YOUR ASSIGNMENT |
The entries below are to be reproduced exactly, with their pictures omitted.

Stored records
[Start of Attachment]

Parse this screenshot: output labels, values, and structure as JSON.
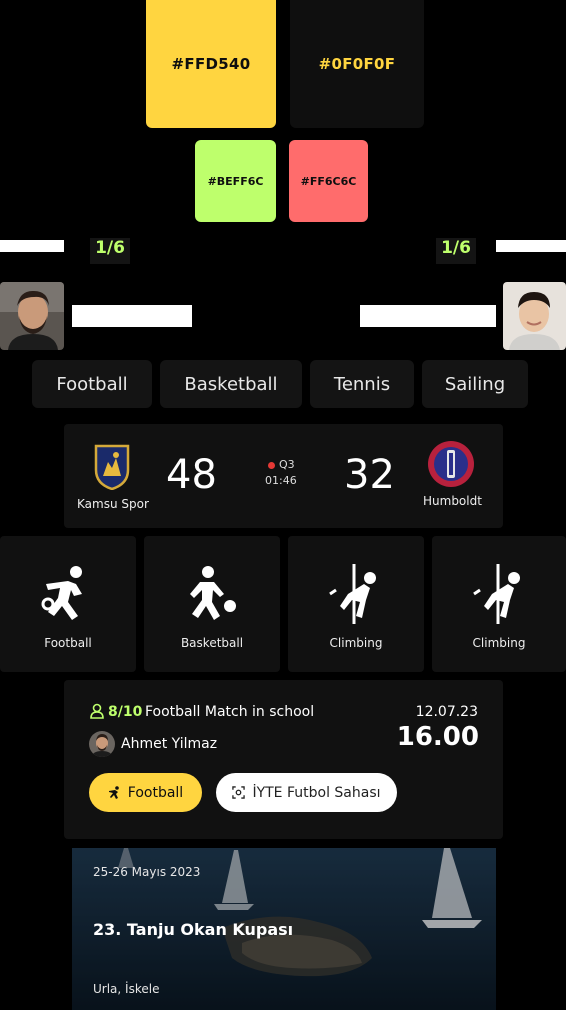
{
  "palette": {
    "primary": {
      "label": "#FFD540",
      "color": "#FFD540",
      "text_color": "#0F0F0F"
    },
    "background": {
      "label": "#0F0F0F",
      "color": "#0F0F0F",
      "text_color": "#FFD540"
    },
    "success": {
      "label": "#BEFF6C",
      "color": "#BEFF6C",
      "text_color": "#0F0F0F"
    },
    "danger": {
      "label": "#FF6C6C",
      "color": "#FF6C6C",
      "text_color": "#0F0F0F"
    }
  },
  "matchup": {
    "left_score": "1/6",
    "right_score": "1/6",
    "left_player_icon": "avatar-man-beard",
    "right_player_icon": "avatar-young-man"
  },
  "tabs": [
    {
      "label": "Football"
    },
    {
      "label": "Basketball"
    },
    {
      "label": "Tennis"
    },
    {
      "label": "Sailing"
    }
  ],
  "scoreboard": {
    "home": {
      "name": "Kamsu Spor",
      "score": "48",
      "logo_icon": "shield-crest-icon"
    },
    "away": {
      "name": "Humboldt",
      "score": "32",
      "logo_icon": "round-club-badge-icon"
    },
    "period": "Q3",
    "clock": "01:46",
    "live_color": "#E53935"
  },
  "sports": [
    {
      "label": "Football",
      "icon": "football-player-icon"
    },
    {
      "label": "Basketball",
      "icon": "basketball-player-icon"
    },
    {
      "label": "Climbing",
      "icon": "climbing-icon"
    },
    {
      "label": "Climbing",
      "icon": "climbing-icon"
    }
  ],
  "match": {
    "participants": "8/10",
    "title": "Football Match in school",
    "date": "12.07.23",
    "time": "16.00",
    "organizer": "Ahmet Yilmaz",
    "sport_pill": "Football",
    "location_pill": "İYTE Futbol Sahası",
    "accent": "#FFD540",
    "count_color": "#BEFF6C"
  },
  "event": {
    "date": "25-26 Mayıs 2023",
    "title": "23. Tanju Okan Kupası",
    "location": "Urla, İskele"
  }
}
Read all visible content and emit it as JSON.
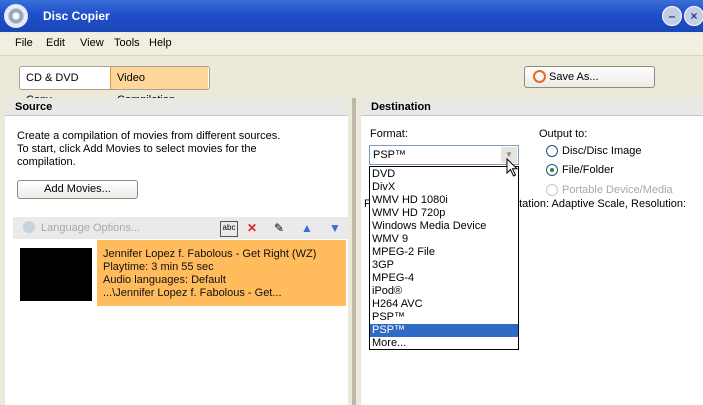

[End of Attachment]

ANSWER TO THIS PROBLEM |
Parse this screenshot: output labels, values, and structure as JSON.
{
  "palette": {
    "primary": {
      "label": "#FFD540",
      "color": "#FFD540",
      "text_color": "#0F0F0F"
    },
    "background": {
      "label": "#0F0F0F",
      "color": "#0F0F0F",
      "text_color": "#FFD540"
    },
    "success": {
      "label": "#BEFF6C",
      "color": "#BEFF6C",
      "text_color": "#0F0F0F"
    },
    "danger": {
      "label": "#FF6C6C",
      "color": "#FF6C6C",
      "text_color": "#0F0F0F"
    }
  },
  "matchup": {
    "left_score": "1/6",
    "right_score": "1/6",
    "left_player_icon": "avatar-man-beard",
    "right_player_icon": "avatar-young-man"
  },
  "tabs": [
    {
      "label": "Football"
    },
    {
      "label": "Basketball"
    },
    {
      "label": "Tennis"
    },
    {
      "label": "Sailing"
    }
  ],
  "scoreboard": {
    "home": {
      "name": "Kamsu Spor",
      "score": "48",
      "logo_icon": "shield-crest-icon"
    },
    "away": {
      "name": "Humboldt",
      "score": "32",
      "logo_icon": "round-club-badge-icon"
    },
    "period": "Q3",
    "clock": "01:46",
    "live_color": "#E53935"
  },
  "sports": [
    {
      "label": "Football",
      "icon": "football-player-icon"
    },
    {
      "label": "Basketball",
      "icon": "basketball-player-icon"
    },
    {
      "label": "Climbing",
      "icon": "climbing-icon"
    },
    {
      "label": "Climbing",
      "icon": "climbing-icon"
    }
  ],
  "match": {
    "participants": "8/10",
    "title": "Football Match in school",
    "date": "12.07.23",
    "time": "16.00",
    "organizer": "Ahmet Yilmaz",
    "sport_pill": "Football",
    "location_pill": "İYTE Futbol Sahası",
    "accent": "#FFD540",
    "count_color": "#BEFF6C"
  },
  "event": {
    "date": "25-26 Mayıs 2023",
    "title": "23. Tanju Okan Kupası",
    "location": "Urla, İskele"
  }
}
Read all visible content and emit it as JSON.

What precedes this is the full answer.